The elderly and those with long-term conditions like diabetes, cancer and chronic lung disease are most likely to develop a severe illness relating to COVID-19. The death rate is ten times higher among the very elderly compared with the middle-aged, according to the WHO. Children are less likely to be affected.
Which countries have been worst hit by coronavirus?
Although the majority of cases (just under 70 percent) have been in China, there have also been serious outbreaks in Italy, South Korea and Iran. Italy has recorded more than 10,000 cases, Iran more than 8,000 and South Korea just over 7,500.
As of March 11, there have been 382 cases in the UK, 1,031 in the US and 107 in Australia. You can keep track of the spread of the disease on this map created by Johns Hopkins University. The WHO advises against traveling to areas experiencing ongoing transmission of COVID-19.
Generally, you should stay indoors and avoid contact with other people if you have traveled outside of the country.
Check the current COVID-19 measures and travel guidelines for your country, click here.
How will coronavirus affect my day-to-day life?
First: don’t panic.
The spread of the virus outside China wasn’t unexpected, and governments have been making plans and issuing advice.
If you’re in the UK
The NHS says most people should continue to go to work, school and other public places as usual. You should only stay indoors and avoid contact with other people if advised to by the NHS 111 online coronavirus service or a doctor, or if you have traveled to any of the places above.
If you’re in the US
The CDC advises calling a medical professional if you develop symptoms and are aware you’ve been in contact with someone who has COVID-19, or have recently traveled to one of the above areas. For the time being, most people should continue going to work, school and other public places as usual.
If you’re in Australia
The Department of Health says most Australians should continue going to work, school and other public places. However, if you fall ill and think you may have symptoms of COVID-19, you should call a doctor. Tell them about your symptoms, travel history and whether you may have been in contact with someone with the virus. Call 000 if you display serious symptoms such as difficulty breathing.
When it comes to personal hygiene, the WHO recommends regularly washing hands with soap; carrying and using alcohol-based hand sanitizer; refraining from touching your nose and mouth; and covering your nose and mouth with a tissue when coughing or sneezing.
Should I avoid traveling because of coronavirus?
The FCO in the UK advises against all travel to Hubei province, and all but essential travel to China as a whole. It also warns against all but essential travel to Italy, as well as all travel to Daegu, Cheongdo and Gyeongsan in South Korea. All but essential travel to Iran must also be avoided.
The CDC also warns American travelers against all but essential travel to China, Iran, South Korea and Italy, while those with chronic health conditions should also avoid going to Japan.

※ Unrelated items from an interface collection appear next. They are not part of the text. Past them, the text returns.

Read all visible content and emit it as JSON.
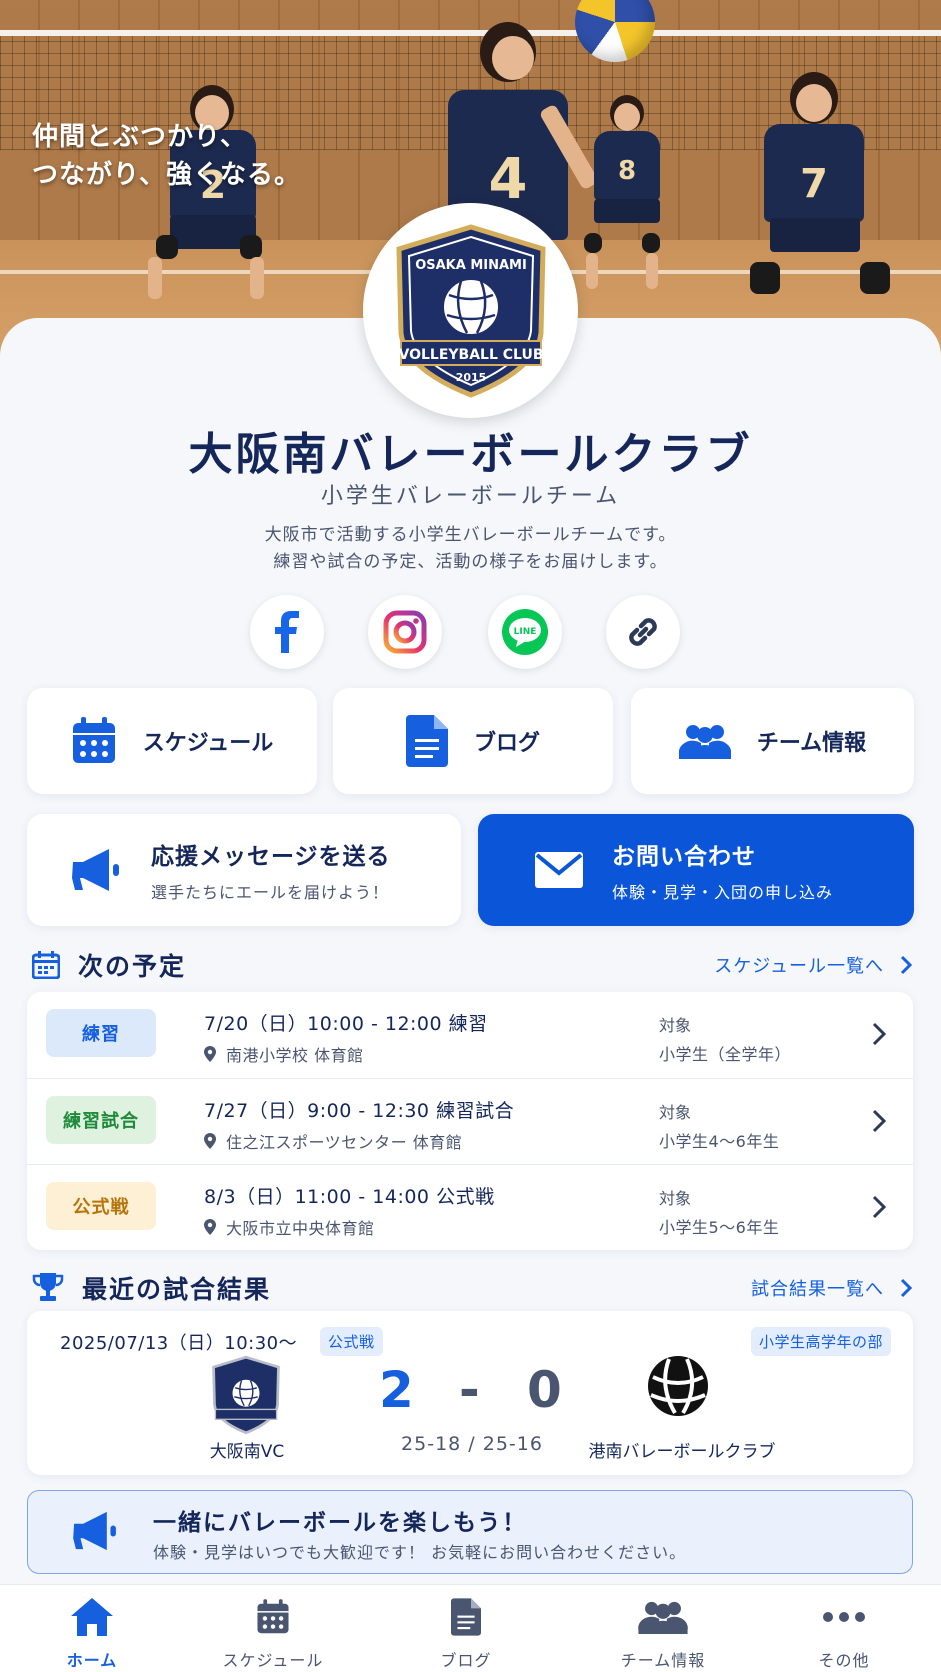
{
  "hero": {
    "tagline": "仲間とぶつかり、\nつながり、強くなる。"
  },
  "logo": {
    "top_text": "OSAKA MINAMI",
    "bottom_text": "VOLLEYBALL CLUB",
    "year": "2015"
  },
  "team": {
    "name": "大阪南バレーボールクラブ",
    "subtitle": "小学生バレーボールチーム",
    "description_1": "大阪市で活動する小学生バレーボールチームです。",
    "description_2": "練習や試合の予定、活動の様子をお届けします。"
  },
  "social": [
    {
      "icon": "facebook-icon"
    },
    {
      "icon": "instagram-icon"
    },
    {
      "icon": "line-icon",
      "text": "LINE"
    },
    {
      "icon": "link-icon"
    }
  ],
  "nav_buttons": [
    {
      "label": "スケジュール",
      "icon": "calendar-icon"
    },
    {
      "label": "ブログ",
      "icon": "document-icon"
    },
    {
      "label": "チーム情報",
      "icon": "users-icon"
    }
  ],
  "actions": {
    "cheer": {
      "title": "応援メッセージを送る",
      "subtitle": "選手たちにエールを届けよう！"
    },
    "contact": {
      "title": "お問い合わせ",
      "subtitle": "体験・見学・入団の申し込み"
    }
  },
  "upcoming": {
    "title": "次の予定",
    "link": "スケジュール一覧へ",
    "items": [
      {
        "badge": "練習",
        "title": "7/20（日）10:00 - 12:00  練習",
        "place": "南港小学校 体育館",
        "target_label": "対象",
        "target": "小学生（全学年）"
      },
      {
        "badge": "練習試合",
        "title": "7/27（日）9:00 - 12:30  練習試合",
        "place": "住之江スポーツセンター 体育館",
        "target_label": "対象",
        "target": "小学生4〜6年生"
      },
      {
        "badge": "公式戦",
        "title": "8/3（日）11:00 - 14:00  公式戦",
        "place": "大阪市立中央体育館",
        "target_label": "対象",
        "target": "小学生5〜6年生"
      }
    ]
  },
  "results": {
    "title": "最近の試合結果",
    "link": "試合結果一覧へ",
    "match": {
      "datetime": "2025/07/13（日）10:30〜",
      "type": "公式戦",
      "division": "小学生高学年の部",
      "home_team": "大阪南VC",
      "home_score": "2",
      "dash": "-",
      "away_score": "0",
      "away_team": "港南バレーボールクラブ",
      "sets": "25-18 / 25-16"
    }
  },
  "promo": {
    "title": "一緒にバレーボールを楽しもう！",
    "text": "体験・見学はいつでも大歓迎です！ お気軽にお問い合わせください。"
  },
  "tabs": [
    {
      "label": "ホーム",
      "icon": "home-icon",
      "active": true
    },
    {
      "label": "スケジュール",
      "icon": "calendar-icon"
    },
    {
      "label": "ブログ",
      "icon": "document-icon"
    },
    {
      "label": "チーム情報",
      "icon": "users-icon"
    },
    {
      "label": "その他",
      "icon": "more-icon"
    }
  ],
  "colors": {
    "primary": "#1660e0",
    "navy": "#15275a",
    "practice": "#dce9fb",
    "practice_game": "#dff2e0",
    "official": "#fdf0d5"
  }
}
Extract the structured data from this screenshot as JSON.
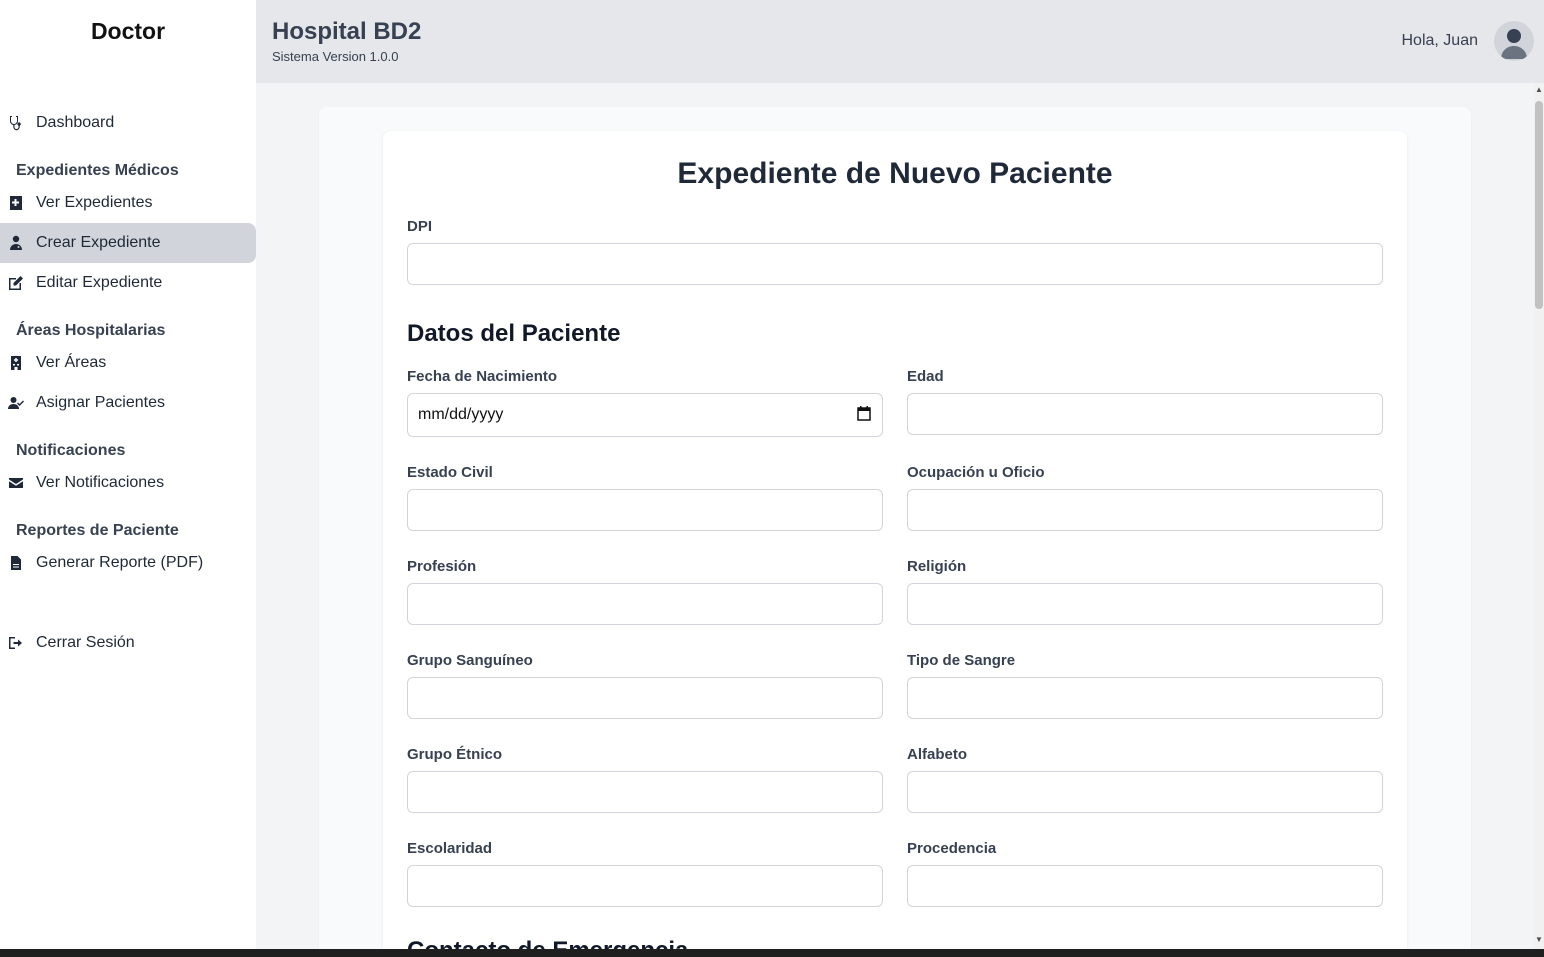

The Australian Government advises against all travel to China and Iran, and says travelers should reconsider any travel to Italy and Cheongdo and Daegu in South Korea.